Dean’s Role at Democratic National Convention

Print More

(Host) Howard Dean will debate independent party presidential candidate Ralph Nader next week. Some political observers see the debate as a preview of the role Dean will play in the Democrat’s national convention and beyond.

VPR’s John Dillon reports:

(Dillon) In his roller-coaster presidential campaign, Howard Dean appealed to independent voters who are now considering throwing their support to Ralph Nader. Dean argues that this is the most important election in his lifetime. And he says a vote for Nader could help President Bush in November.

The former governor will make that case in a debate with Nader nest week. UVM political science professor Garrison Nelson says the Democrats will use Dean to make sure his followers stay in the Democratic fold.

(Nelson) “This is an important debate because many of them are clearly not happy with John Kerry. He’s not their candidate and it’s basically, it’s whether or not they feel Kerry can win. If they feel Kerry can win, they’ll vote for Kerry – really at the urging of Governor Dean, who is their favorite candidate. If they don’t feel Kerry can win, they’ll lodge a protest vote by voting for Ralph Nader.”

(Dillon) Dean’s spokesman says the former governor will do whatever the Kerry campaign wants, including speaking at the national convention later this month. Dean doesn’t yet have an assigned speaking spot. But Nelson believes that convention organizers will use Dean’s expertise in health care on the platform committee. And he expects that Dean will get a prime time role.

He says that Dean has mended fences with Kerry, unlike former California Governor Jerry Brown who continued to campaign against Bill Clinton in 1992.

(Nelson) “We don’t have the genuine anger at Dean that existed with the Clintons toward Jerry Brown, who was denied a prime time speaking slot. But Governor Dean should get one, not a long one, but he should get one on Tuesday night, which is sort of the off-night.”

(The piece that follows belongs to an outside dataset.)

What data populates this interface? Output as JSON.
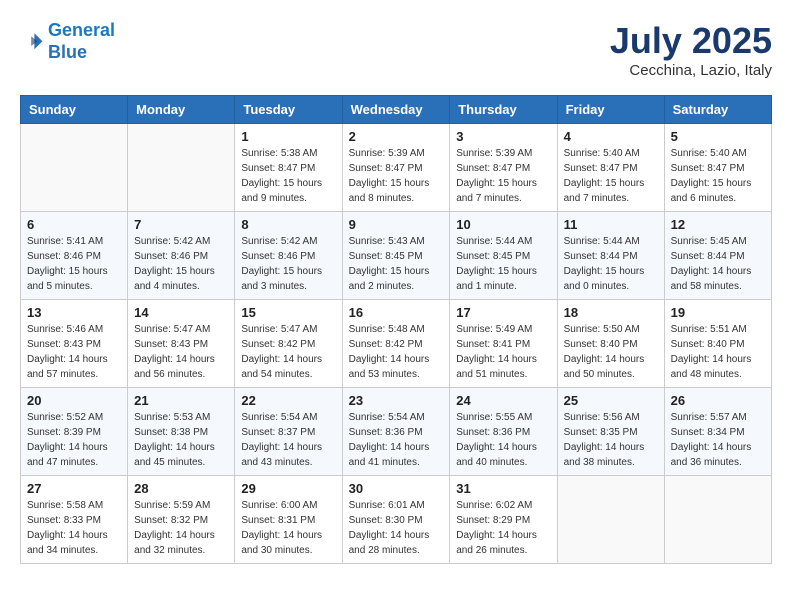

(Dillon) Although he was the frontrunner for much of last year, Dean lost the Iowa caucuses and only won Vermont in the primary campaign.

For Vermont Public Radio, I’m John Dillon in Montpelier.

Comments are closed.